§ TASK PROMPT: Retype the whole listing exactly.

§ SUPPLIED ENTRIES:

::::::::

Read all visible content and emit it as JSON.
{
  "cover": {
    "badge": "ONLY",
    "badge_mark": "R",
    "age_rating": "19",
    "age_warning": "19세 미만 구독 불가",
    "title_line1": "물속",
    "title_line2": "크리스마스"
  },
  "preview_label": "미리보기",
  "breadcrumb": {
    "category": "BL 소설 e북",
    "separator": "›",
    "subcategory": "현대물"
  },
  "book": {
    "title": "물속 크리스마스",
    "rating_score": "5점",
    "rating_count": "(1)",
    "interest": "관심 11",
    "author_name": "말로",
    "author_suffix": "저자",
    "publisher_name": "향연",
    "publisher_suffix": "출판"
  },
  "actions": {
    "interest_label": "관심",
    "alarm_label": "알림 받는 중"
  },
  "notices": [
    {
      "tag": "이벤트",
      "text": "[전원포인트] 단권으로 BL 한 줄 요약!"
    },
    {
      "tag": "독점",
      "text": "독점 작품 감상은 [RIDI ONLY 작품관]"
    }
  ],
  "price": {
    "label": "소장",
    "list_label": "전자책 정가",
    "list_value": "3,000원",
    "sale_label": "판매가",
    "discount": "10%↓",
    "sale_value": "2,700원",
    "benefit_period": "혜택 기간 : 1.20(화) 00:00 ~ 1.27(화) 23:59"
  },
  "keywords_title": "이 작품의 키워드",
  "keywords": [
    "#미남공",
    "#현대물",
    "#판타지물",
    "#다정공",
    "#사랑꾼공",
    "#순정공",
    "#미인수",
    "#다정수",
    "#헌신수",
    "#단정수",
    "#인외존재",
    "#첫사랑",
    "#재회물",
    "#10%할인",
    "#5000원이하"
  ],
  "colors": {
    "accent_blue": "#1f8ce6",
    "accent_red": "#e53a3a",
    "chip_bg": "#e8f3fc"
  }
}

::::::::

§ RESULT OF THIS TASK:
Read all visible content and emit it as JSON.
{
  "cover": {
    "badge": "ONLY",
    "badge_mark": "R",
    "age_rating": "19",
    "age_warning": "19세 미만 구독 불가",
    "title_line1": "물속",
    "title_line2": "크리스마스"
  },
  "preview_label": "미리보기",
  "breadcrumb": {
    "category": "BL 소설 e북",
    "separator": "›",
    "subcategory": "현대물"
  },
  "book": {
    "title": "물속 크리스마스",
    "rating_score": "5점",
    "rating_count": "(1)",
    "interest": "관심 11",
    "author_name": "말로",
    "author_suffix": "저자",
    "publisher_name": "향연",
    "publisher_suffix": "출판"
  },
  "actions": {
    "interest_label": "관심",
    "alarm_label": "알림 받는 중"
  },
  "notices": [
    {
      "tag": "이벤트",
      "text": "[전원포인트] 단권으로 BL 한 줄 요약!"
    },
    {
      "tag": "독점",
      "text": "독점 작품 감상은 [RIDI ONLY 작품관]"
    }
  ],
  "price": {
    "label": "소장",
    "list_label": "전자책 정가",
    "list_value": "3,000원",
    "sale_label": "판매가",
    "discount": "10%↓",
    "sale_value": "2,700원",
    "benefit_period": "혜택 기간 : 1.20(화) 00:00 ~ 1.27(화) 23:59"
  },
  "keywords_title": "이 작품의 키워드",
  "keywords": [
    "#미남공",
    "#현대물",
    "#판타지물",
    "#다정공",
    "#사랑꾼공",
    "#순정공",
    "#미인수",
    "#다정수",
    "#헌신수",
    "#단정수",
    "#인외존재",
    "#첫사랑",
    "#재회물",
    "#10%할인",
    "#5000원이하"
  ],
  "colors": {
    "accent_blue": "#1f8ce6",
    "accent_red": "#e53a3a",
    "chip_bg": "#e8f3fc"
  }
}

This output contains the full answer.